[Extracted records]

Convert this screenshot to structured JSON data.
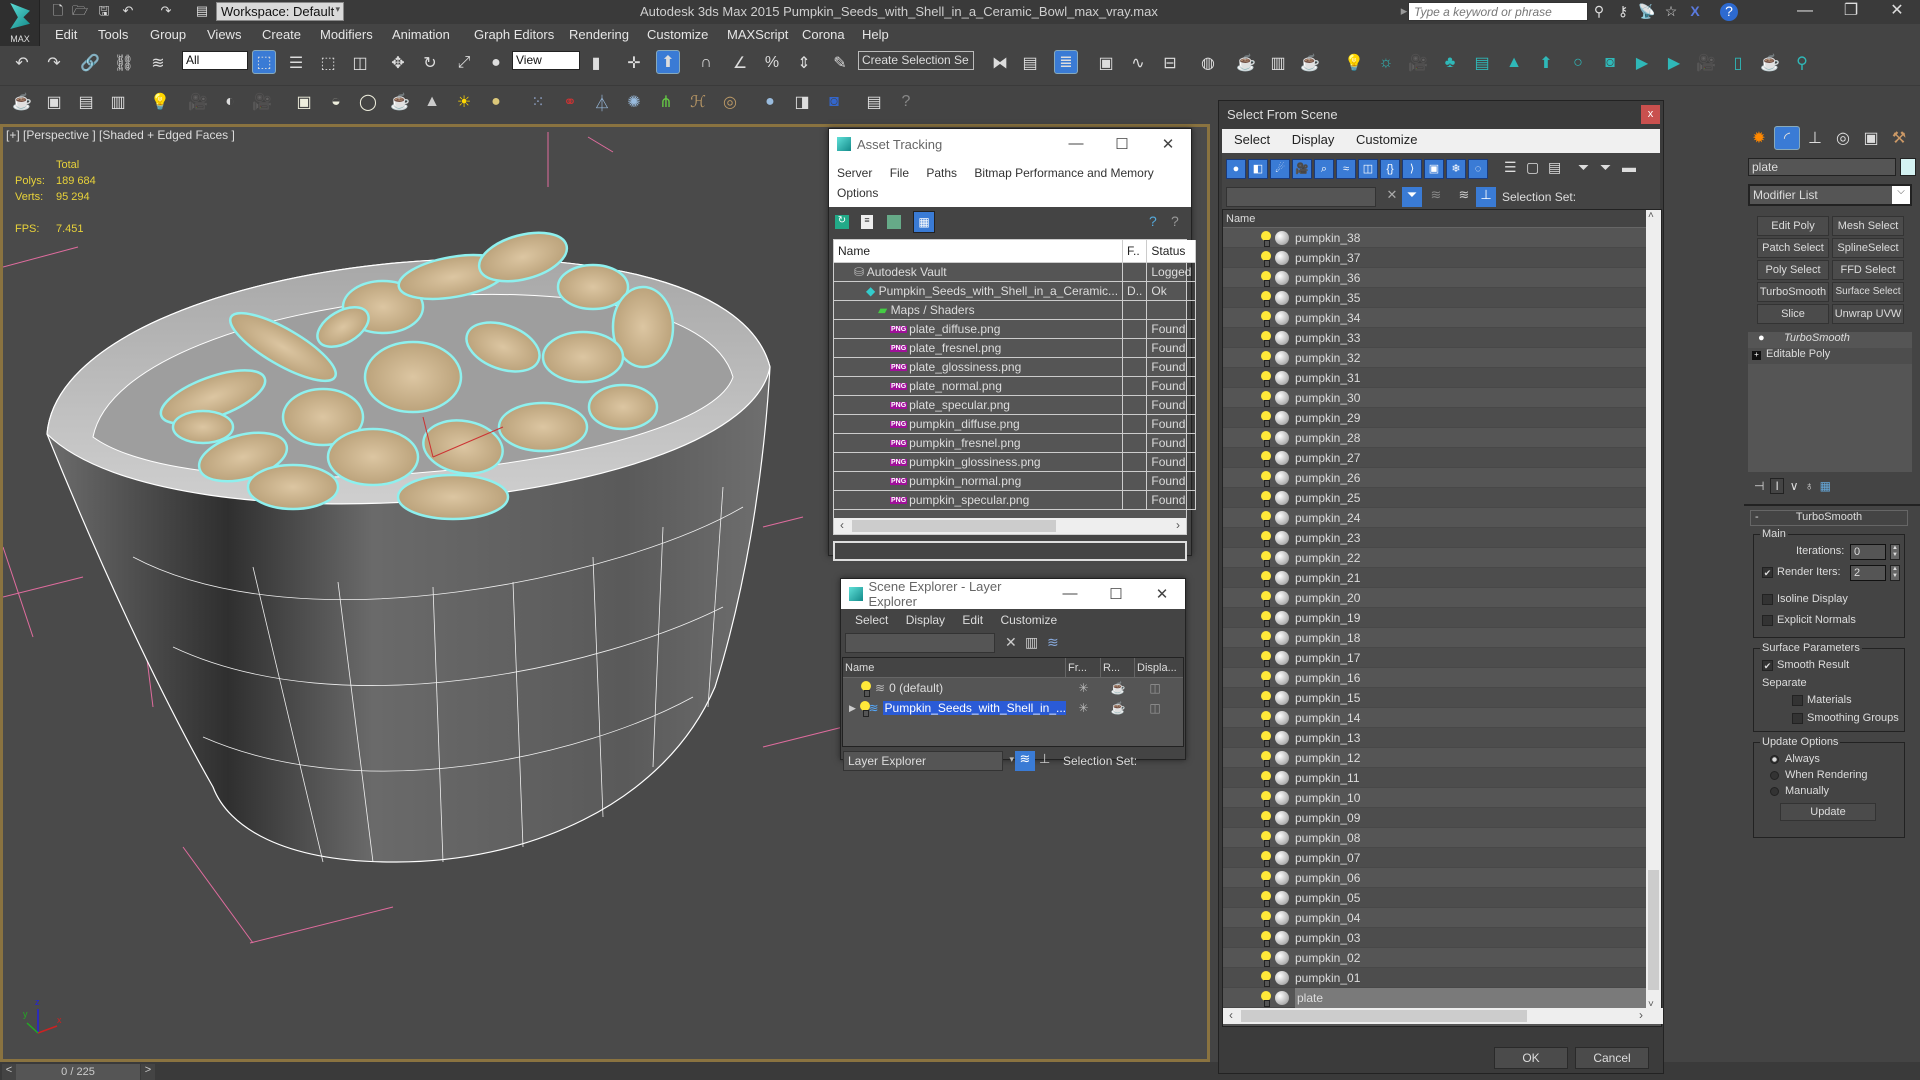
{
  "app": {
    "logo_label": "MAX",
    "title": "Autodesk 3ds Max  2015    Pumpkin_Seeds_with_Shell_in_a_Ceramic_Bowl_max_vray.max",
    "workspace": "Workspace: Default",
    "search_placeholder": "Type a keyword or phrase"
  },
  "menu": [
    "Edit",
    "Tools",
    "Group",
    "Views",
    "Create",
    "Modifiers",
    "Animation",
    "Graph Editors",
    "Rendering",
    "Customize",
    "MAXScript",
    "Corona",
    "Help"
  ],
  "toolbar": {
    "selection_filter": "All",
    "reference_coord": "View",
    "named_selection_placeholder": "Create Selection Se"
  },
  "viewport": {
    "label": "[+] [Perspective ] [Shaded + Edged Faces ]",
    "stats_header": "Total",
    "polys_label": "Polys:",
    "polys": "189 684",
    "verts_label": "Verts:",
    "verts": "95 294",
    "fps_label": "FPS:",
    "fps": "7.451",
    "axis": {
      "x": "x",
      "y": "y",
      "z": "z"
    }
  },
  "timeline": {
    "frame": "0 / 225",
    "prev": "<",
    "next": ">"
  },
  "asset_tracking": {
    "title": "Asset Tracking",
    "menu": [
      "Server",
      "File",
      "Paths",
      "Bitmap Performance and Memory",
      "Options"
    ],
    "columns": [
      "Name",
      "F..",
      "Status"
    ],
    "rows": [
      {
        "name": "Autodesk Vault",
        "f": "",
        "status": "Logged",
        "level": 1,
        "icon": "vault"
      },
      {
        "name": "Pumpkin_Seeds_with_Shell_in_a_Ceramic...",
        "f": "D..",
        "status": "Ok",
        "level": 2,
        "icon": "max"
      },
      {
        "name": "Maps / Shaders",
        "f": "",
        "status": "",
        "level": 3,
        "icon": "maps"
      },
      {
        "name": "plate_diffuse.png",
        "f": "",
        "status": "Found",
        "level": 4,
        "icon": "png"
      },
      {
        "name": "plate_fresnel.png",
        "f": "",
        "status": "Found",
        "level": 4,
        "icon": "png"
      },
      {
        "name": "plate_glossiness.png",
        "f": "",
        "status": "Found",
        "level": 4,
        "icon": "png"
      },
      {
        "name": "plate_normal.png",
        "f": "",
        "status": "Found",
        "level": 4,
        "icon": "png"
      },
      {
        "name": "plate_specular.png",
        "f": "",
        "status": "Found",
        "level": 4,
        "icon": "png"
      },
      {
        "name": "pumpkin_diffuse.png",
        "f": "",
        "status": "Found",
        "level": 4,
        "icon": "png"
      },
      {
        "name": "pumpkin_fresnel.png",
        "f": "",
        "status": "Found",
        "level": 4,
        "icon": "png"
      },
      {
        "name": "pumpkin_glossiness.png",
        "f": "",
        "status": "Found",
        "level": 4,
        "icon": "png"
      },
      {
        "name": "pumpkin_normal.png",
        "f": "",
        "status": "Found",
        "level": 4,
        "icon": "png"
      },
      {
        "name": "pumpkin_specular.png",
        "f": "",
        "status": "Found",
        "level": 4,
        "icon": "png"
      }
    ]
  },
  "layer_explorer": {
    "title": "Scene Explorer - Layer Explorer",
    "menu": [
      "Select",
      "Display",
      "Edit",
      "Customize"
    ],
    "columns": [
      "Name",
      "Fr...",
      "R...",
      "Displa..."
    ],
    "rows": [
      {
        "name": "0 (default)",
        "selected": false
      },
      {
        "name": "Pumpkin_Seeds_with_Shell_in_...",
        "selected": true
      }
    ],
    "mode": "Layer Explorer",
    "selection_set_label": "Selection Set:"
  },
  "select_from_scene": {
    "title": "Select From Scene",
    "close": "x",
    "menu": [
      "Select",
      "Display",
      "Customize"
    ],
    "selection_set_label": "Selection Set:",
    "column": "Name",
    "items": [
      "pumpkin_38",
      "pumpkin_37",
      "pumpkin_36",
      "pumpkin_35",
      "pumpkin_34",
      "pumpkin_33",
      "pumpkin_32",
      "pumpkin_31",
      "pumpkin_30",
      "pumpkin_29",
      "pumpkin_28",
      "pumpkin_27",
      "pumpkin_26",
      "pumpkin_25",
      "pumpkin_24",
      "pumpkin_23",
      "pumpkin_22",
      "pumpkin_21",
      "pumpkin_20",
      "pumpkin_19",
      "pumpkin_18",
      "pumpkin_17",
      "pumpkin_16",
      "pumpkin_15",
      "pumpkin_14",
      "pumpkin_13",
      "pumpkin_12",
      "pumpkin_11",
      "pumpkin_10",
      "pumpkin_09",
      "pumpkin_08",
      "pumpkin_07",
      "pumpkin_06",
      "pumpkin_05",
      "pumpkin_04",
      "pumpkin_03",
      "pumpkin_02",
      "pumpkin_01",
      "plate"
    ],
    "selected_item": "plate",
    "ok": "OK",
    "cancel": "Cancel"
  },
  "command_panel": {
    "object_name": "plate",
    "object_color": "#d4f2f2",
    "modifier_list": "Modifier List",
    "buttons": [
      "Edit Poly",
      "Mesh Select",
      "Patch Select",
      "SplineSelect",
      "Poly Select",
      "FFD Select",
      "TurboSmooth",
      "Surface Select",
      "Slice",
      "Unwrap UVW"
    ],
    "stack": [
      "TurboSmooth",
      "Editable Poly"
    ],
    "rollout_title": "TurboSmooth",
    "main_group": "Main",
    "iterations_label": "Iterations:",
    "iterations": "0",
    "render_iters_label": "Render Iters:",
    "render_iters": "2",
    "render_iters_checked": true,
    "isoline_label": "Isoline Display",
    "explicit_label": "Explicit Normals",
    "surface_group": "Surface Parameters",
    "smooth_result_label": "Smooth Result",
    "separate_label": "Separate",
    "materials_label": "Materials",
    "smoothing_groups_label": "Smoothing Groups",
    "update_group": "Update Options",
    "update_options": [
      "Always",
      "When Rendering",
      "Manually"
    ],
    "update_selected": "Always",
    "update_button": "Update"
  }
}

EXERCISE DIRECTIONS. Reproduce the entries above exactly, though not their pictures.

ANSWER TO THIS PROBLEM.
Convert this screenshot to structured JSON data.
{
  "app": {
    "logo_label": "MAX",
    "title": "Autodesk 3ds Max  2015    Pumpkin_Seeds_with_Shell_in_a_Ceramic_Bowl_max_vray.max",
    "workspace": "Workspace: Default",
    "search_placeholder": "Type a keyword or phrase"
  },
  "menu": [
    "Edit",
    "Tools",
    "Group",
    "Views",
    "Create",
    "Modifiers",
    "Animation",
    "Graph Editors",
    "Rendering",
    "Customize",
    "MAXScript",
    "Corona",
    "Help"
  ],
  "toolbar": {
    "selection_filter": "All",
    "reference_coord": "View",
    "named_selection_placeholder": "Create Selection Se"
  },
  "viewport": {
    "label": "[+] [Perspective ] [Shaded + Edged Faces ]",
    "stats_header": "Total",
    "polys_label": "Polys:",
    "polys": "189 684",
    "verts_label": "Verts:",
    "verts": "95 294",
    "fps_label": "FPS:",
    "fps": "7.451",
    "axis": {
      "x": "x",
      "y": "y",
      "z": "z"
    }
  },
  "timeline": {
    "frame": "0 / 225",
    "prev": "<",
    "next": ">"
  },
  "asset_tracking": {
    "title": "Asset Tracking",
    "menu": [
      "Server",
      "File",
      "Paths",
      "Bitmap Performance and Memory",
      "Options"
    ],
    "columns": [
      "Name",
      "F..",
      "Status"
    ],
    "rows": [
      {
        "name": "Autodesk Vault",
        "f": "",
        "status": "Logged",
        "level": 1,
        "icon": "vault"
      },
      {
        "name": "Pumpkin_Seeds_with_Shell_in_a_Ceramic...",
        "f": "D..",
        "status": "Ok",
        "level": 2,
        "icon": "max"
      },
      {
        "name": "Maps / Shaders",
        "f": "",
        "status": "",
        "level": 3,
        "icon": "maps"
      },
      {
        "name": "plate_diffuse.png",
        "f": "",
        "status": "Found",
        "level": 4,
        "icon": "png"
      },
      {
        "name": "plate_fresnel.png",
        "f": "",
        "status": "Found",
        "level": 4,
        "icon": "png"
      },
      {
        "name": "plate_glossiness.png",
        "f": "",
        "status": "Found",
        "level": 4,
        "icon": "png"
      },
      {
        "name": "plate_normal.png",
        "f": "",
        "status": "Found",
        "level": 4,
        "icon": "png"
      },
      {
        "name": "plate_specular.png",
        "f": "",
        "status": "Found",
        "level": 4,
        "icon": "png"
      },
      {
        "name": "pumpkin_diffuse.png",
        "f": "",
        "status": "Found",
        "level": 4,
        "icon": "png"
      },
      {
        "name": "pumpkin_fresnel.png",
        "f": "",
        "status": "Found",
        "level": 4,
        "icon": "png"
      },
      {
        "name": "pumpkin_glossiness.png",
        "f": "",
        "status": "Found",
        "level": 4,
        "icon": "png"
      },
      {
        "name": "pumpkin_normal.png",
        "f": "",
        "status": "Found",
        "level": 4,
        "icon": "png"
      },
      {
        "name": "pumpkin_specular.png",
        "f": "",
        "status": "Found",
        "level": 4,
        "icon": "png"
      }
    ]
  },
  "layer_explorer": {
    "title": "Scene Explorer - Layer Explorer",
    "menu": [
      "Select",
      "Display",
      "Edit",
      "Customize"
    ],
    "columns": [
      "Name",
      "Fr...",
      "R...",
      "Displa..."
    ],
    "rows": [
      {
        "name": "0 (default)",
        "selected": false
      },
      {
        "name": "Pumpkin_Seeds_with_Shell_in_...",
        "selected": true
      }
    ],
    "mode": "Layer Explorer",
    "selection_set_label": "Selection Set:"
  },
  "select_from_scene": {
    "title": "Select From Scene",
    "close": "x",
    "menu": [
      "Select",
      "Display",
      "Customize"
    ],
    "selection_set_label": "Selection Set:",
    "column": "Name",
    "items": [
      "pumpkin_38",
      "pumpkin_37",
      "pumpkin_36",
      "pumpkin_35",
      "pumpkin_34",
      "pumpkin_33",
      "pumpkin_32",
      "pumpkin_31",
      "pumpkin_30",
      "pumpkin_29",
      "pumpkin_28",
      "pumpkin_27",
      "pumpkin_26",
      "pumpkin_25",
      "pumpkin_24",
      "pumpkin_23",
      "pumpkin_22",
      "pumpkin_21",
      "pumpkin_20",
      "pumpkin_19",
      "pumpkin_18",
      "pumpkin_17",
      "pumpkin_16",
      "pumpkin_15",
      "pumpkin_14",
      "pumpkin_13",
      "pumpkin_12",
      "pumpkin_11",
      "pumpkin_10",
      "pumpkin_09",
      "pumpkin_08",
      "pumpkin_07",
      "pumpkin_06",
      "pumpkin_05",
      "pumpkin_04",
      "pumpkin_03",
      "pumpkin_02",
      "pumpkin_01",
      "plate"
    ],
    "selected_item": "plate",
    "ok": "OK",
    "cancel": "Cancel"
  },
  "command_panel": {
    "object_name": "plate",
    "object_color": "#d4f2f2",
    "modifier_list": "Modifier List",
    "buttons": [
      "Edit Poly",
      "Mesh Select",
      "Patch Select",
      "SplineSelect",
      "Poly Select",
      "FFD Select",
      "TurboSmooth",
      "Surface Select",
      "Slice",
      "Unwrap UVW"
    ],
    "stack": [
      "TurboSmooth",
      "Editable Poly"
    ],
    "rollout_title": "TurboSmooth",
    "main_group": "Main",
    "iterations_label": "Iterations:",
    "iterations": "0",
    "render_iters_label": "Render Iters:",
    "render_iters": "2",
    "render_iters_checked": true,
    "isoline_label": "Isoline Display",
    "explicit_label": "Explicit Normals",
    "surface_group": "Surface Parameters",
    "smooth_result_label": "Smooth Result",
    "separate_label": "Separate",
    "materials_label": "Materials",
    "smoothing_groups_label": "Smoothing Groups",
    "update_group": "Update Options",
    "update_options": [
      "Always",
      "When Rendering",
      "Manually"
    ],
    "update_selected": "Always",
    "update_button": "Update"
  }
}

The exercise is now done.